apologists, Christian  

Wolfram Kinzig

Online publication date:
Dec 2015
The modern collective term appears to go back to F. Morel (Corpus Apologetarum, 1615) and P. Maran (1742; cf. PG 6). The idea as such, however, is much older, as can be seen from the codex Paris. gr. ... More

Argei  

C. Robert Phillips

Online publication date:
Dec 2015
On 16 and 17 March in Rome a procession went to the shrine of the puppets (itur ad Argeos: Ov. Fast. 3. 791), i.e. to the 27 shrines (sacraria) of the Argei (Varro, Ling. 5. 45–54) situated at ... More

Armilustrium  

C. Robert Phillips

Online publication date:
Dec 2015
Roman festival on 19 October to *Mars which purified (see lustration) the army (Varro, Ling. 5. 153, 6. 22); this took place at the *Aventine's Armilustrium (Livy 27. 37. 4, Plut. Rom. 23. 3), which ... More

Artemidorus (3), of Ephesus, Greek author, interpreter of dreams, mid-late 2nd cent. CE  

Simon Price

Online publication date:
Dec 2015
Artemidorus (3), of *Ephesus but called himself ‘of Daldis’ after his mother's native city in Lydia, whose chief deity *Apollo instigated his work on predictive *dreams. His Onirocritica, ... More

Artemon (4), of Miletus, Greek author, mid-1st cent. CE  

M. B. Trapp and Simon Price

Online publication date:
Dec 2015
Artemon (4), of Miletus, wrote, under Nero, a work in 22 books on *dreams and their consequences, with special reference to cures by *Sarapis. He is criticized by *Artemidorus (3), see 1. ... More

Ascanius  

Stephen J. Harrison

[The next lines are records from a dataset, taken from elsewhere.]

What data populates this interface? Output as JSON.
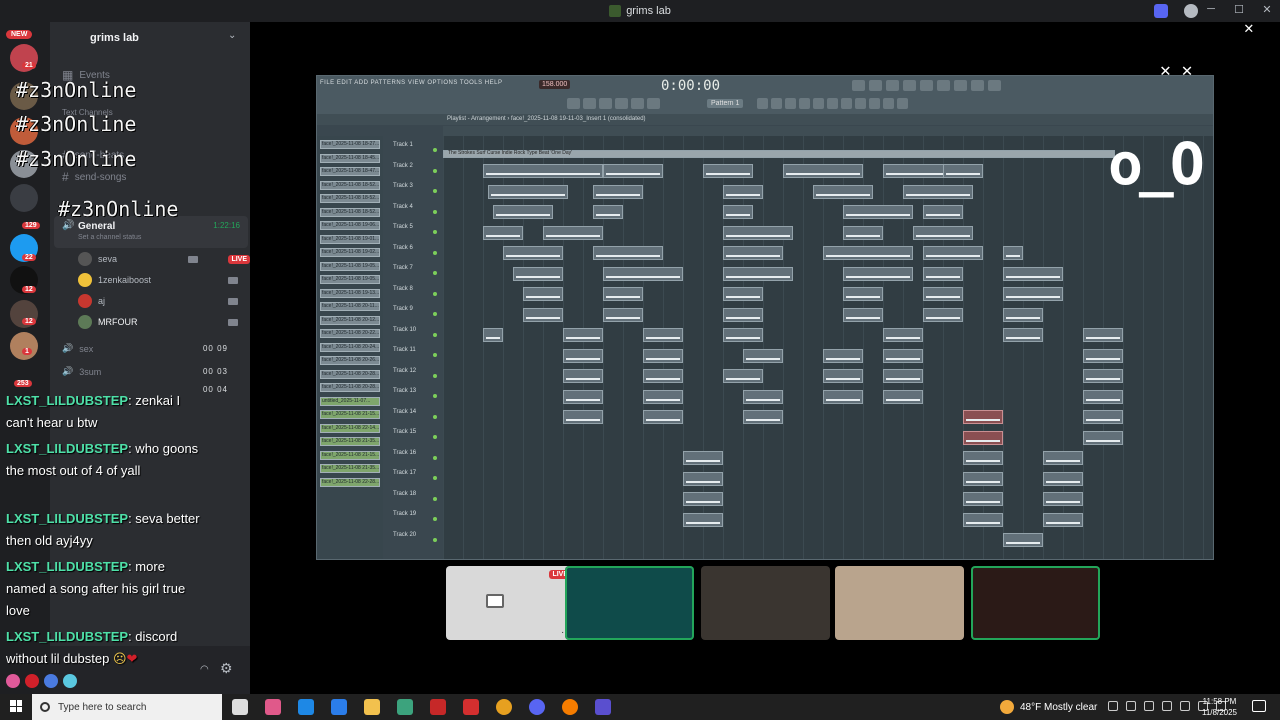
{
  "window": {
    "title": "grims lab"
  },
  "servers": {
    "new_badge": "NEW",
    "badges": [
      "21",
      "129",
      "22",
      "12",
      "12",
      "1",
      "253"
    ]
  },
  "sidebar": {
    "guild_name": "grims lab",
    "channels": [
      {
        "label": "Events"
      },
      {
        "label": "Text Channels"
      },
      {
        "label": "send-beats"
      },
      {
        "label": "send-songs"
      }
    ],
    "voice": {
      "channel": "General",
      "timer": "1:22:16",
      "status": "Set a channel status",
      "users": [
        {
          "name": "seva",
          "live": "LIVE"
        },
        {
          "name": "1zenkaiboost"
        },
        {
          "name": "aj"
        },
        {
          "name": "MRFOUR"
        }
      ],
      "other_channels": [
        {
          "name": "sex",
          "count": "00 09"
        },
        {
          "name": "3sum",
          "count": "00 03"
        },
        {
          "name": "",
          "count": "00 04"
        }
      ]
    }
  },
  "overlay": {
    "tag": "#z3nOnline",
    "face": "o_O"
  },
  "chat": {
    "messages": [
      {
        "user": "LXST_LILDUBSTEP",
        "text": ": zenkai I can't hear u btw"
      },
      {
        "user": "LXST_LILDUBSTEP",
        "text": ": who goons the most out of 4 of yall"
      },
      {
        "user": "LXST_LILDUBSTEP",
        "text": ": seva better then old ayj4yy"
      },
      {
        "user": "LXST_LILDUBSTEP",
        "text": ": more named a song after his girl true love"
      },
      {
        "user": "LXST_LILDUBSTEP",
        "text": ": discord without lil dubstep"
      }
    ],
    "emojis": [
      "pink",
      "red",
      "blue",
      "cyan"
    ]
  },
  "fl": {
    "menu": "FILE EDIT ADD PATTERNS VIEW OPTIONS TOOLS HELP",
    "bpm": "158.000",
    "time": "0:00:00",
    "pattern": "Pattern 1",
    "playlist_title": "Playlist - Arrangement › face!_2025-11-08 19-11-03_Insert 1 (consolidated)",
    "tracks": [
      "Track 1",
      "Track 2",
      "Track 3",
      "Track 4",
      "Track 5",
      "Track 6",
      "Track 7",
      "Track 8",
      "Track 9",
      "Track 10",
      "Track 11",
      "Track 12",
      "Track 13",
      "Track 14",
      "Track 15",
      "Track 16",
      "Track 17",
      "Track 18",
      "Track 19",
      "Track 20"
    ],
    "browser_clips": [
      "face!_2025-11-08 18-27...",
      "face!_2025-11-08 18-45...",
      "face!_2025-11-08 18-47...",
      "face!_2025-11-08 18-52...",
      "face!_2025-11-08 18-52...",
      "face!_2025-11-08 18-52...",
      "face!_2025-11-08 19-06...",
      "face!_2025-11-08 19-01...",
      "face!_2025-11-08 19-02...",
      "face!_2025-11-08 19-05...",
      "face!_2025-11-08 19-05...",
      "face!_2025-11-08 19-13...",
      "face!_2025-11-08 20-11...",
      "face!_2025-11-08 20-12...",
      "face!_2025-11-08 20-22...",
      "face!_2025-11-08 20-24...",
      "face!_2025-11-08 20-26...",
      "face!_2025-11-08 20-28...",
      "face!_2025-11-08 20-28...",
      "untitled_2025-11-07...",
      "face!_2025-11-08 21-15...",
      "face!_2025-11-08 22-14...",
      "face!_2025-11-08 21-35...",
      "face!_2025-11-08 21-15...",
      "face!_2025-11-08 21-35...",
      "face!_2025-11-08 22-28..."
    ],
    "top_clip": "The Strokes Surf Curse Indie Rock Type Beat 'One Day'"
  },
  "tiles": {
    "live_label": "LIVE",
    "more": "···"
  },
  "taskbar": {
    "search_placeholder": "Type here to search",
    "weather": "48°F  Mostly clear",
    "time": "11:58 PM",
    "date": "11/8/2025"
  }
}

Online publication date:
Dec 2015
Ascanius, character in literature and mythology, son of *Aeneas. Not mentioned in Homer, he appears in the Aeneas-legend by the 5th cent. bce, at first as one of several sons of Aeneas (Hellanicus, ... More

Athenagoras  

David Potter

Online publication date:
Dec 2015
Christian apologist from Athens and author of two extant works, The Resurrection of the Dead, and the Legatio. The latter is a defence of Christianity composed in the form of a letter to the emperors ... More

Attis  

Francis Redding Walton and John Scheid

Online publication date:
Dec 2015
Attis, in mythology, the youthful consort of *Cybele and prototype of her eunuch devotees. The myth exists in two main forms, with many variants. According to the Phrygian tale (Paus. 7. ... More

augures  

J. Linderski

Online publication date:
Jul 2015
Augures, official Roman diviners. They formed one of the four great colleges of priests (see collegium), instituted (so the tradition) in the regal period; originally made up of three (patrician) ... More

augurium canarium  

J. Linderski

Online publication date:
Dec 2015
Augurium canarium, a ceremony so called by Pliny (HN 18. 14, quoting the commentarii pontificum (pontifical records), see libri pontificales), and canarium sacrificium by *Ateius Capito (2), who says ... More

augurium salutis  

J. Linderski

Online publication date:
Dec 2015
Augurium salutis, an augural inquiry as to whether it was permissible (for the magistrates) to pray for the safety of the people. This (annual) prayer could be said only on a day free of all wars. It ... More

Augustales  

James Rives

Online publication date:
Dec 2015
Augustales, members of a religious and social institution common in the cities of the western Roman empire. There are numerous variations on the title, which taken together appear in some 2,500 ... More

auspicium  

J. Linderski

Online publication date:
Dec 2015
Auspicium, literally ‘watching the birds’ (avis, specio), but the term was applied to various types of *divination. Festus (Paulus, Gloss. Lat. 367) records five types of auspical signs: from the sky ... More

Bacchanalia  

John North

Online publication date:
Mar 2016
Bacchanalia can be used to mean either ‘Bacchic festival’ or ‘Bacchic places of worship’, but usually translates the Greek *mysteries (orgia), with special reference to the worship ... More

belief, ancient religious  

Charles Stewart and John North

Online publication date:
Mar 2016
Currently ‘belief’ has at least three different meanings in the context of religion: (1) an inner psychological state of pious commitment; (2) the acceptance of received ideas; and (3) the doctrines ... More

View: